A huge change this year is that the California State University schools have gone test-optional for this admissions cycle. This means that while students are allowed to submit standardized test scores, they will not be penalized for not doing so. The University of California schools have gone even further and are test-blind for this year, meaning they won’t accept standardized tests at all.

“Right now we’re in a pandemic and students, especially seniors, have so much stress already going on,” DPMHS counselor Martina Torres said. “I think it’s appreciated by many current seniors that they are not requiring those exams. I think it gives (seniors) a little bit more ability to show off themselves in other ways.”

Financial aid is also a major part of the college application process.
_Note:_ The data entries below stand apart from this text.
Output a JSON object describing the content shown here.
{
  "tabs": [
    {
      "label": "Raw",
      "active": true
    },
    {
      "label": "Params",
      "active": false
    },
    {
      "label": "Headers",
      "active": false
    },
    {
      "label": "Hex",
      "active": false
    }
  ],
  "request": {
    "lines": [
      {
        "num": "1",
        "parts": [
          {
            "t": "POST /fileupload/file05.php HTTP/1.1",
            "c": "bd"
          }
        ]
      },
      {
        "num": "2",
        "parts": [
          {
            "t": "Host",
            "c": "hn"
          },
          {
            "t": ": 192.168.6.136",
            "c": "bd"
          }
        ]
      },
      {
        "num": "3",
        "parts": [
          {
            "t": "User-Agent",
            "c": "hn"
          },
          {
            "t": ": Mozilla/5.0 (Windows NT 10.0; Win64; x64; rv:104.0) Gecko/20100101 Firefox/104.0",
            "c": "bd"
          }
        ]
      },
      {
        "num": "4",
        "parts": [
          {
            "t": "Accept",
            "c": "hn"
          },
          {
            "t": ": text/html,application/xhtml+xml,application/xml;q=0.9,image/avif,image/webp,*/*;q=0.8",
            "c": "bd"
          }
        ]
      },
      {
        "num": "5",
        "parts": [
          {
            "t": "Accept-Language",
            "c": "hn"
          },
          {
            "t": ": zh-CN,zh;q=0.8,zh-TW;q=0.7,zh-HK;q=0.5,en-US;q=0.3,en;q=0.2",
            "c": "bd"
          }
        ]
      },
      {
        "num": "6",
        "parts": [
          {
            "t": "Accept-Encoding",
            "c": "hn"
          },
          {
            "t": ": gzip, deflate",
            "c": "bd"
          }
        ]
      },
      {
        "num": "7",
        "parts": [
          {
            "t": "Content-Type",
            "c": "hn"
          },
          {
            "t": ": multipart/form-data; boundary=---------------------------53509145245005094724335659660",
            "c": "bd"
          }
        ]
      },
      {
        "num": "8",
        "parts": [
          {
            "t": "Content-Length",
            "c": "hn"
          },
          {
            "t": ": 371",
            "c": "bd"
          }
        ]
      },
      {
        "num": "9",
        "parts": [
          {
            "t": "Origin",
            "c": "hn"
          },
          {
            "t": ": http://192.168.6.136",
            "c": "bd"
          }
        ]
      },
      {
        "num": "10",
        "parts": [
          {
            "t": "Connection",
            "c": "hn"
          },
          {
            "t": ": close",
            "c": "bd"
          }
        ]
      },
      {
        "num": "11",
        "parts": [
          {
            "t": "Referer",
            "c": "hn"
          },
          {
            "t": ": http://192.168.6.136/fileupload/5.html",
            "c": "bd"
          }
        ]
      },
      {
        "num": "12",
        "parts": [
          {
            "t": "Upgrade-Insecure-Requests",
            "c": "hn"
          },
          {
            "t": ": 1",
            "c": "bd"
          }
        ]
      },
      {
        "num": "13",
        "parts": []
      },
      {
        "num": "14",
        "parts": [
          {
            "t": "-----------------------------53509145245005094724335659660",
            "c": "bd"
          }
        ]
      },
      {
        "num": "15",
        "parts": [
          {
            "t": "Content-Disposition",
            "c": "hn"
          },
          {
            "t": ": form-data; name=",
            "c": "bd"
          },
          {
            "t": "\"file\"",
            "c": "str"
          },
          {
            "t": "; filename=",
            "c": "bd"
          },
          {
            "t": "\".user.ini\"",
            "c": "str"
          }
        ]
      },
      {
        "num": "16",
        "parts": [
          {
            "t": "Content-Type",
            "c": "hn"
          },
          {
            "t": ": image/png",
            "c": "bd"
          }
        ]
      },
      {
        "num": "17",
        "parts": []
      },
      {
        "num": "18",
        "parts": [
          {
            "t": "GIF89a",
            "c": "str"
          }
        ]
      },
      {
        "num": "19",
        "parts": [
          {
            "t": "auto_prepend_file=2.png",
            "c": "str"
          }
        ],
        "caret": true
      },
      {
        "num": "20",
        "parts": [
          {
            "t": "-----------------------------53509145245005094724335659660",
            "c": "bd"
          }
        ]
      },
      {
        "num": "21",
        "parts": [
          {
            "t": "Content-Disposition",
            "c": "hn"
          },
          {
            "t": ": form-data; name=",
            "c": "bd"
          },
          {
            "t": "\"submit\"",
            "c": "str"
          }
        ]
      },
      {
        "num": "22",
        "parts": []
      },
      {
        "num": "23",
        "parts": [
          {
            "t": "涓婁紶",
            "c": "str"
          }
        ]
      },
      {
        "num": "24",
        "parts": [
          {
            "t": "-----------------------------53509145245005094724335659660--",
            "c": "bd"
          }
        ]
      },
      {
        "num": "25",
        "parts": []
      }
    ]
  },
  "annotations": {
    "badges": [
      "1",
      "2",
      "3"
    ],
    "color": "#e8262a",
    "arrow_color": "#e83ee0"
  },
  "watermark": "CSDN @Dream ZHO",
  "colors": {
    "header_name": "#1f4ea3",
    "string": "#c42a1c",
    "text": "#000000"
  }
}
Most financial aid is through the FAFSA, a form that can be filled out by seniors starting on Oct. 1.

“The key thing students and parents need to understand is that what (the FAFSA) generates is an amount that the family should be able to pay per year for college,” DPMHS college counselor Linda Zimring said. “College financial aid offices have the ability to override the decision of the FAFSA based on special circumstances.”

Students can find out more about colleges and financial aid through a group on Schoology called “DPMHS College Updates,” which Torres has set up, and is open to all students at DPMHS. The code to join is S37T-BQ2R-9PWBB. Seniors can also explore colleges they are interested in through virtual tours.

“There’s tons of virtual tours being hosted,” Torres said. “Every campus is offering workshops these days. Some campuses are offering tours and application workshops.”

There are many things for seniors to consider when applying to college, especially during a pandemic. Luckily, there are many resources available, and counselors Torres and Zimring, as well as DPMHS Magnet Coordinator Leah Pevar, are working hard to help. 

“I think my biggest advice right now is (for seniors to) keep their options open,” Pevar said. “The world is changing a lot right now. Explore all the different options available to you.”